THE FAIRY LABOUR
ANOTHER tale relates that a messenger having visited a country-midwife or howdie requested her professional assistance in a case where so much secrecy was required that she must be conducted to and from the destined place blindfolded; she at first hesitated, but her scruples were overcome by a handsome present, the promise of a future reward, and assurance of perfect personal safety. She then submitted to the required condition, mounted behind the messenger on a fleet charger, and was carried forward in an unaccountable manner. The journey was not of long continuance, the steed halted, she dismounted, and was conducted into a cottage where the bandage was removed from her eyes; everything appeared neat and comfortable. She was shown the woman "in the straw," and performed her office; but when ready to dress the babe, an old woman, (who, according to the narration, appears to have been the nurse,) put a box of ointment into her hand, requiring her to anoint the child all over with it, but to be careful that it dId not touch her own person; she prudently complied, though wondering at the motive. Whilst this operation was going on, she felt an itching in one of her eyes, and in an unguarded moment rubbed it with a finger which had touched the mysterious ointment. And now a new scene forced itself upon her astonished vision, and she saw everything in a different light; instead of the neat cottage, she perceived the large overhanging branches of an ancient oak, whose hollow and moss-grown trunk she had before mistaken for the fire place, glow-worms supplied the place of lamps, and, in short, she found herself in the abode of a family of faries, with faries was she surrounded, and one of their number reposed on her lap. She however retained her self-possession, finished her task, and was conducted homeward in the same manner as she was brought. So far all went well, and the howdie might have carried the secret to her grave, but in after time, on a market-day (in what town the legend saith not,) forgetful of her former caution, she saw the old. nurse among the countrywomen, gliding about from one basket to another, passing a little wooden scraper along the rolls of butter, and carefully collecting the particles thus purloined into a vessel hung 'by her side. After a mutual but silent recognition, the nurse addressed her thus, "Which eye do you see me with?"' "With this," innocently answered the other. No sooner had she spoken than a puff from the withering breath of her unearthly companion extinguished the ill-fated orb for ever, and the hag instantly vanished.

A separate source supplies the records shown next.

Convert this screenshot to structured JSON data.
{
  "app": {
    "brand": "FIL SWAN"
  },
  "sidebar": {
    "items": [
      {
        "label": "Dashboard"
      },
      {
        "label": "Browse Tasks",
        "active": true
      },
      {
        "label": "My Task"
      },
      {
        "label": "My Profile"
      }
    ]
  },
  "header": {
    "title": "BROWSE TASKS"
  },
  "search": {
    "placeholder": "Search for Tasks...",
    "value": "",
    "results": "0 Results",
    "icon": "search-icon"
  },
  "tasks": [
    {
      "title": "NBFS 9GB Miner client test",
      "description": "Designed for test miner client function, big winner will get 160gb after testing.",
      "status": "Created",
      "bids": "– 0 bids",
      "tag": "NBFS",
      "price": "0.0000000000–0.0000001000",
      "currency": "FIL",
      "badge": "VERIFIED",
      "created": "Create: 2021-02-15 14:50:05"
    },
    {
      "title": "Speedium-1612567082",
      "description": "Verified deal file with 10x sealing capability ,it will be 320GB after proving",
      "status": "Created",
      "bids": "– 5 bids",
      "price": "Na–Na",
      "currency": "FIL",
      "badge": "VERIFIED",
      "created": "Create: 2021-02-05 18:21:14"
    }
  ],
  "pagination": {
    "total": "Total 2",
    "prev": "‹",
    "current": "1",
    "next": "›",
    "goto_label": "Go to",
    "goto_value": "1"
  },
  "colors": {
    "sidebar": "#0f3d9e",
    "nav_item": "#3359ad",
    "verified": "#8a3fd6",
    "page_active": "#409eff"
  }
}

Another version says the Doctor is presented with a box of eye-salve by his conductor; on using it he sees a splendid portico in the side of a steep hill, through this he is shown into the faries' haIl in the interior of the mountain: he performs his office, and on coming out receives a second box; he rubs one eye, and with it sees the hill in its natural shape; then thinking to cheat the devil, feigns to rub the other, and gallops off. Afterwards he sees the fary's husband stealing corn in the market, when similar consequences befal him as those which occurred unto the woman.